A Poignant Reflection on American Slavery Told in Verse for Children
An American Story
by Kwame Alexander, illus. Dare Coulter
The ugly story of American slavery is told in a powerful, poetic, and age-appropriate way by the prolific Kwame Alexander. His newest picture book for kids is as much a history lesson as it is a paean to the teachers and truth-tellers who speak candidly about injustices and shine a light on better paths forward. Even our teens would enjoy this testament to resilience and hope, and the beautifully evocative mixed-media art from Dale Coulter that earned him the Coretta Scott King Illustrator Award.
A Picture Book About Modern Friendship Across the Racial Divide
by Tameka Fryer Brown, illus. Nikkolas Smith
That Flag is such a timely and important book, bringing today’s tense political climate to life in a way that’s so personal and relatable for kids. Two best friends, one Black and one white, grapple with their friendship when the white girl’s family starts flying a Confederate flag at home. Each family explains its meaning and symbolism differently — until a tragedy creates the need for some new understanding. Beautifully illustrated by the artist behind the stunning books The 1619 Project: Born on the Water and most recently The Artivist, this is another picture book sure to inspire important discussions at home and in the classroom.

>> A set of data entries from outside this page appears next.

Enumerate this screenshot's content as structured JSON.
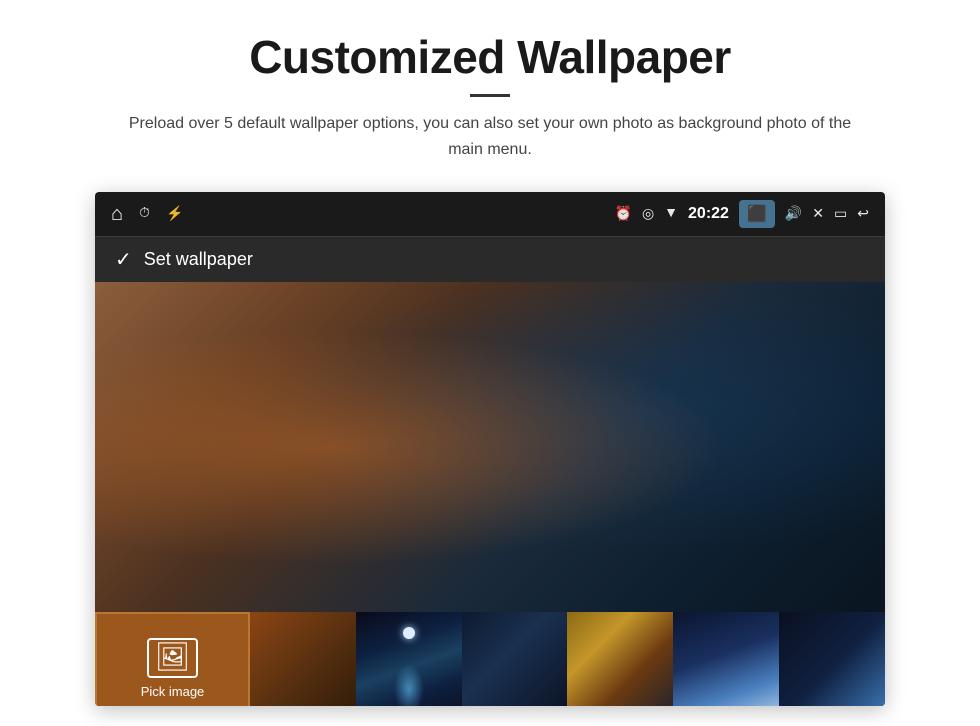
{
  "page": {
    "title": "Customized Wallpaper",
    "subtitle": "Preload over 5 default wallpaper options, you can also set your own photo as background photo of the main menu.",
    "divider": true
  },
  "statusBar": {
    "time": "20:22",
    "icons": {
      "home": "⌂",
      "alarm": "⏰",
      "usb": "⚡",
      "clock": "⏱",
      "location": "📍",
      "wifi": "▼",
      "camera": "📷",
      "volume": "🔊",
      "close": "✕",
      "window": "▭",
      "back": "↩"
    }
  },
  "wallpaperBar": {
    "check": "✓",
    "label": "Set wallpaper"
  },
  "thumbnailStrip": {
    "pickLabel": "Pick image",
    "items": [
      {
        "id": "pick",
        "label": "Pick image"
      },
      {
        "id": "warm-brown"
      },
      {
        "id": "space-aurora"
      },
      {
        "id": "galaxy"
      },
      {
        "id": "sunset-swirl"
      },
      {
        "id": "blue-abstract"
      },
      {
        "id": "deep-space"
      }
    ]
  }
}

A Picture Book Inspired by African Folklore and the Importance of Shared Cultural Memory
We Could Fly
by Rhiannon Gibbons, illus. Briana Mukodiri Uchendu
While not a biography, this lovely book merits inclusion in a list of the best new Black History Month books for kids. Based on the song of the same name by Rhiannon Gibbons and Dirk Powell, We Could Fly has an almost spiritual essence to it, as a mother tells her young daughter how her ancestors would “fly” to escape the realities of suffering. I adore the beautiful illustrations by Briana Mukodiri Uchendu, which earned this book a Coretta Scott King–John Steptoe New Talent Illustrator Award. It’s a celebration of the “old-time ways,” which sometimes are just what we need to move forward…and fly. (ages 6-9)
2 New Board Books for Our Youngest Children Featuring Black Heroes
While not specifically about Black history, we always seek out new books for children that feature Black protagonists, with the hopes that more children will grow up seeing themselve reflected in the books that informed their earliest childhood years.
by Vashti Harrison
A beautiful story of self-acceptance at any size, Big has won just about every award for picture books since its release: the 2024 Caldecott Medal, a Coretta Scott King Award Author and Illustrator Honor book, a National Book Award finalist, and more. Author/illustrator Vashti Harrison frequently appears on our pages, and we were privileged to interview back in 2021 for our Spawned podcast. This is an absolute must-add to any child’s home library. (ages 4-11)
by Amanda Gorman, illus. Christian Robinson
Also one of our picks for great affordable gifts for kids, Amanda Gorman has teamed up with the Caldecott Honor-winning illustrator Christian Robinson to create a sweet story for kids about how little changes can make big differences. Themes of unity, nurturing, and care, and the celebration of our differences reflect the society we should all hope to leave to our kids.
If your child finds a topic they’re interested in, check out the list of Black History online resources from the National Archives. It’s a great way to keep important conversations going.